Cervical Cancer Prevention Week 2021 #SmearForSmear
This week, 18-24 January 2021, is cervical cancer prevention week. With the delays, disruption and changes in healthcare provision as a result of prioritising treatment of patients with COVID-19, I wanted to take this opportunity to highlight the importance of raising awareness of cervical cancer and the steps which can be taken to prevent it.
Cancer Research UK estimates that cervical cancer is the 14th most common cancer in the UK accounting for 2% of all new cancer cases in females in 2017. Between 2015 and 2017, 3,152 new cases of cervical cancer were reported, and peak rates of cervical cancer are in individuals aged between 30-34 years of age.
Cervical screening (a smear test) is offered to all women and people aged between 25-64 by the NHS Cervical Screening program. Cervical screening checks on the health of your cervix by removing a small sample of cells. This sample is then sent off for testing with the results usually returned to you within 4 weeks by post.
Since the end of December 2019, all cervical screens in England, Scotland and Wales also check for HPV (human papillomavirus). HPV is estimated to cause 99% of all cervical cancers, and NHS England estimated that routine checks for the virus could prevent around 600 additional cancers per year.
According to a survey undertaken by Jo’s Cervical Cancer Trust between 29 May and 9 June 2020, fears about COVID-19 and not wishing to put an additional strain on the NHS (amongst other reasons), resulted in around 1 in 8 women delaying attendance at their cervical screening appointments. This is a worrying trend. Coupled with an overall reduction in the past 10 years of women taking up the offer of cervical screening, I believe that there needs to be an increased awareness of the program as a whole and a greater understanding of the barriers preventing individuals from participating in the same.
The NHS advise that the symptoms of cervical cancer are not always obvious, which is why it is important for individuals to attend cervical screening appointments; however, screening will not prevent every case of cervical cancer so an awareness of the possible symptoms is vital.

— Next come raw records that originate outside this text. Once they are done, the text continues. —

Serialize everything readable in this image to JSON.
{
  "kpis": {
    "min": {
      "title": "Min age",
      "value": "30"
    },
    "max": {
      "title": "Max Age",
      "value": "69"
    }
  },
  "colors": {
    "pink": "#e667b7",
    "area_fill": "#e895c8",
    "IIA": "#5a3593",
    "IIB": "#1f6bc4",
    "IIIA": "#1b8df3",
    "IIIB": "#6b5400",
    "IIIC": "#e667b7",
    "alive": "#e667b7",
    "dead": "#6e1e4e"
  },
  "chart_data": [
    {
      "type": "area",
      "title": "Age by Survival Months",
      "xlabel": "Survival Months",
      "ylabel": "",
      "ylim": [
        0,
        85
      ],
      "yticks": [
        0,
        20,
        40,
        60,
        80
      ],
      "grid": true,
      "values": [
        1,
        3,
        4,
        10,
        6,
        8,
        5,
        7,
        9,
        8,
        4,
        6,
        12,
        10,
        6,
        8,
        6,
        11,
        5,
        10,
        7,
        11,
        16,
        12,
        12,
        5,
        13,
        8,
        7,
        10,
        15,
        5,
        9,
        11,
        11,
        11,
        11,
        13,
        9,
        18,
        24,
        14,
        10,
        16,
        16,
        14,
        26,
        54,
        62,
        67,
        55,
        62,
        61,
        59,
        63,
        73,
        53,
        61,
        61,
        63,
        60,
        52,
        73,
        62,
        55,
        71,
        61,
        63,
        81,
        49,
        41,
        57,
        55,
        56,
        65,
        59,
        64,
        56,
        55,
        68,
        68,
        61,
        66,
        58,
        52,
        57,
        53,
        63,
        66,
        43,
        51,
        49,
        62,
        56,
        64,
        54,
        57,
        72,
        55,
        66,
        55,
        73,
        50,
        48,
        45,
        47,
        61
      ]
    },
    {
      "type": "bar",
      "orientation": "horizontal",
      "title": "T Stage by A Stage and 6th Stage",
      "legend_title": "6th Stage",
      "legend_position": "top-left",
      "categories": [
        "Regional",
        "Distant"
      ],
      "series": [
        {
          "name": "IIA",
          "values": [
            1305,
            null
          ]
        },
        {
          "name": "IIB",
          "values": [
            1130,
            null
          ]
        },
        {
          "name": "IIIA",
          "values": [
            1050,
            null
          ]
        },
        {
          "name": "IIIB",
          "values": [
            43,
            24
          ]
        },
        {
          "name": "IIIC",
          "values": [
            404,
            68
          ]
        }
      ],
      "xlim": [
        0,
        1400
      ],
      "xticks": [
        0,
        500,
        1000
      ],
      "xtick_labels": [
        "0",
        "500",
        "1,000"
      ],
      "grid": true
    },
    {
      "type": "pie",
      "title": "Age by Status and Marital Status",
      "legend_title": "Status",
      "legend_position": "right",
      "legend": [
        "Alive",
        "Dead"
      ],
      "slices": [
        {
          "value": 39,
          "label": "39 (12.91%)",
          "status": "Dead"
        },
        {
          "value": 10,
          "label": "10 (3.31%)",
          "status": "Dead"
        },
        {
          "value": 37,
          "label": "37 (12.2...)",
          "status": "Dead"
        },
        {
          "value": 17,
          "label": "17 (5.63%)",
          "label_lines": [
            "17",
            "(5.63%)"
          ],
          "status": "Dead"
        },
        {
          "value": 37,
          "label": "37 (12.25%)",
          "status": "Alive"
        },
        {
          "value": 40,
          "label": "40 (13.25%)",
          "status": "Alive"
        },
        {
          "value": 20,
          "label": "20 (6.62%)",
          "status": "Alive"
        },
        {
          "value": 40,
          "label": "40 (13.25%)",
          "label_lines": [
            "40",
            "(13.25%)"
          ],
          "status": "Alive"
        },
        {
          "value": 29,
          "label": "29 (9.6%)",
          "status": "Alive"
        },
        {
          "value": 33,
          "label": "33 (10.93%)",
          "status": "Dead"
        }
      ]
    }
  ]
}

Common symptoms of cervical cancer include:
- unusual vaginal bleeding;
- pain or discomfort during intercourse;
- unusual, unpleasant or changes to your vaginal discharge; and/or,
- pain in your lower back or pelvis.
As with most cancers, early diagnosis and treatment is linked to outcome. Whilst the majority of cervical cancers are diagnosed relatively early (57% at stage I), delays in diagnosis or misdiagnosis may result in cancer progression and/or fertility saving treatment no longer being an option.
Being told that you have cancer is frightening for any patient; however, subsequently finding out that the same could have been prevented, or that the medical treatment you received may not have been appropriate can be devastating. In some cases, taking steps to investigate the possibility of a legal claim may be appropriate. For such a case to be successful, it would need to be shown that any delay in diagnosis or treatment had an impact on outcome. Usually this means that it would need to be shown that the delay meant that the cancer progressed to a more advanced stage.
*Disclaimer: The information on the Anthony Gold website is for general information only and reflects the position at the date of publication. It does not constitute legal advice and should not be treated as such. It is provided without any representations or warranties, express or implied.*